Wait, that's not true. I did have a lightly seasoned baked salmon dish, with asparagus and wild rice as my goodbye, so long, auf Wiedersehen, see ya later dinner at McEwens with Boris, a fellow conference attendee and friend. I'd say that was pretty healthy. Very nice restaurant too. I was even asked for ID when I ordered a martini. The waitress thought I was under 21! Do you have any idea what that does to the mind and body of a 40 year old? You'd better believe that made the meal so much tastier.

Back to the point of this post. I can write this next paragraph with conviction. I do not believe I could, nor ever will, get tired of Southern cuisine now that I've been firmly introduced to it. I do, however, believe that there would definitely be moments where I'm sure I'd rather be inhaling a bag of raw spinach instead of eating another piece of fried chicken, just to keep my body from turning into a play dough.

Speaking of fried chicken, my mouth waters just thinking about it. Now I'm very aware, that just like BBQ and Football, fried chicken is a deeply serious issue in the South. What restaurant, chain, independent food hut, or person makes the best version of it? Who has the best recipe? Yes, this is a serious enough topic to actually start arguments and possibly fistfights.

I was told to check out Gus's in downtown Memphis for a taste of good, Southern fried chicken. What's interesting is that it's a chain, but apparently that's ok when it comes to Gus's. My order came with sides of dark molasses baked beans and zingy cole slow. God the chicken was so crispy good. There is absolutely no point eating that chicken with a knife and fork. You grab that crackling seasoned chicken skin and meat with your hands and shove it your mouth. This is not the time to be dainty.



images courtesy of Stephen Wilson

But the best thing I found about Gus's wasn't the chicken, but instead it was all about the most flavourful, delicious, buttery-warm, coconut pie I've ever had. My awesome dining partner Jen found the recipe, and I fully intend to see if I can recreate it Canadian-style. Or maybe I'll just leave it in the style it was meant to be made in.

The culinary tour continued with a visit to Stax Soul Music Musuem, where I also got a good glimpse of the neighbourhoods outside the downtown core of Memphis. There is such a defiant mixture of extremes in this city. From beautiful, to an absolute shambles, it was all there for the naked eye to see. But once we arrived at the museum, breathed in the soul music blaring from the sound system, and watched Isaac Hayes epic, tricked out cadillac spin around in its display booth (Check it out here!!), it was all about 'A Taste of Memphis'.
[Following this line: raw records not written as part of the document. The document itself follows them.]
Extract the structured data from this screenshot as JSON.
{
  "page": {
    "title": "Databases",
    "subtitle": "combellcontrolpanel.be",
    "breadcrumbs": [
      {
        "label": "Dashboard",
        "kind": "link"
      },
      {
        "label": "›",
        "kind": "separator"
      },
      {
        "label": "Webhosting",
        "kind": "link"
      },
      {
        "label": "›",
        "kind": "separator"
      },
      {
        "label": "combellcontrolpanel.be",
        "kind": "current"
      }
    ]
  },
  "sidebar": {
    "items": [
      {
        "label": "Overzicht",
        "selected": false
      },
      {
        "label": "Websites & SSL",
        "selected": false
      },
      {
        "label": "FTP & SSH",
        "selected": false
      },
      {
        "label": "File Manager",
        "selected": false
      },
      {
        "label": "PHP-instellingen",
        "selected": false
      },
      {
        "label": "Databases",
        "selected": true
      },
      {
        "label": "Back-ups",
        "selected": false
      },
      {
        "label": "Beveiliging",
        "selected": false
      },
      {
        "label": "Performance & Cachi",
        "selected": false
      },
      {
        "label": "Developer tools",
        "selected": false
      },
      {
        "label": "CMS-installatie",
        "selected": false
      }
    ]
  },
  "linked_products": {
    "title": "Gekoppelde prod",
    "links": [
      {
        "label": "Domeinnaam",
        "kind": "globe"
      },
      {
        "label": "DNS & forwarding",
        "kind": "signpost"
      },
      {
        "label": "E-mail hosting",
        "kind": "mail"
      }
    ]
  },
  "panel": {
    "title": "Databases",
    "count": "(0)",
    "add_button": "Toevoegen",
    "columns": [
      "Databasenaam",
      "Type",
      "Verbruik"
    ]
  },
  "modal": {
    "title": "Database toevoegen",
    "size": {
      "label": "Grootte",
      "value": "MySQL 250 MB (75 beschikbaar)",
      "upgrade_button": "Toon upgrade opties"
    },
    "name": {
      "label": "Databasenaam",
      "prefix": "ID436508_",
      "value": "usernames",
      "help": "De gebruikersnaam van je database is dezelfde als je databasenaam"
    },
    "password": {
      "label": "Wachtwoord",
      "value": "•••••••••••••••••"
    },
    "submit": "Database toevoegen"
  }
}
Local Memphis Chefs including Erling Jensen, Patrick and Deni Reilly, Felicia Willet, Jose Gutierrez, Ryan Trimm and Frank and Eric Vernon provided samples of braised quail; open shrimp sandwiches, BBQ pulled pork, ribs and spaghetti (with BBQ sauce instead of Tomato); sweet potato pie and pecan bread pudding, and; tasty Southern rum with watermelon juice to name just a few of the goodies we ate. Seriously, the sample list was just what I could remember, I lost count of how many vendors and food there was. I didn't sleep well that night, my stomach was not happy I overstuffed myself at the event.

I also had the most beautifully designed, incredibly tasty chocolate from self-taught Memphis chocolatier, Chef Philip Ashley Rix. Remember that name - he is going to blow up! I've received cookbooks and recipes (Big thanks and hugs to Miss Cheryl Malik and Miss Regina Charboneau - whose personal stories are as good as her recipes!) that I can't wait start now that I'm back in my own kitchen.

I swear I've never been to such an incredible conference in my life. Food, writing about food, talking about it with people who love food every bit as much as you do? Sampling a range of outstanding (and also a few cases of middling to not-so- great) cuisine? A dream come true and there's more to come. Think your stomach can handle it?

The conclusion will be posted tomorrow.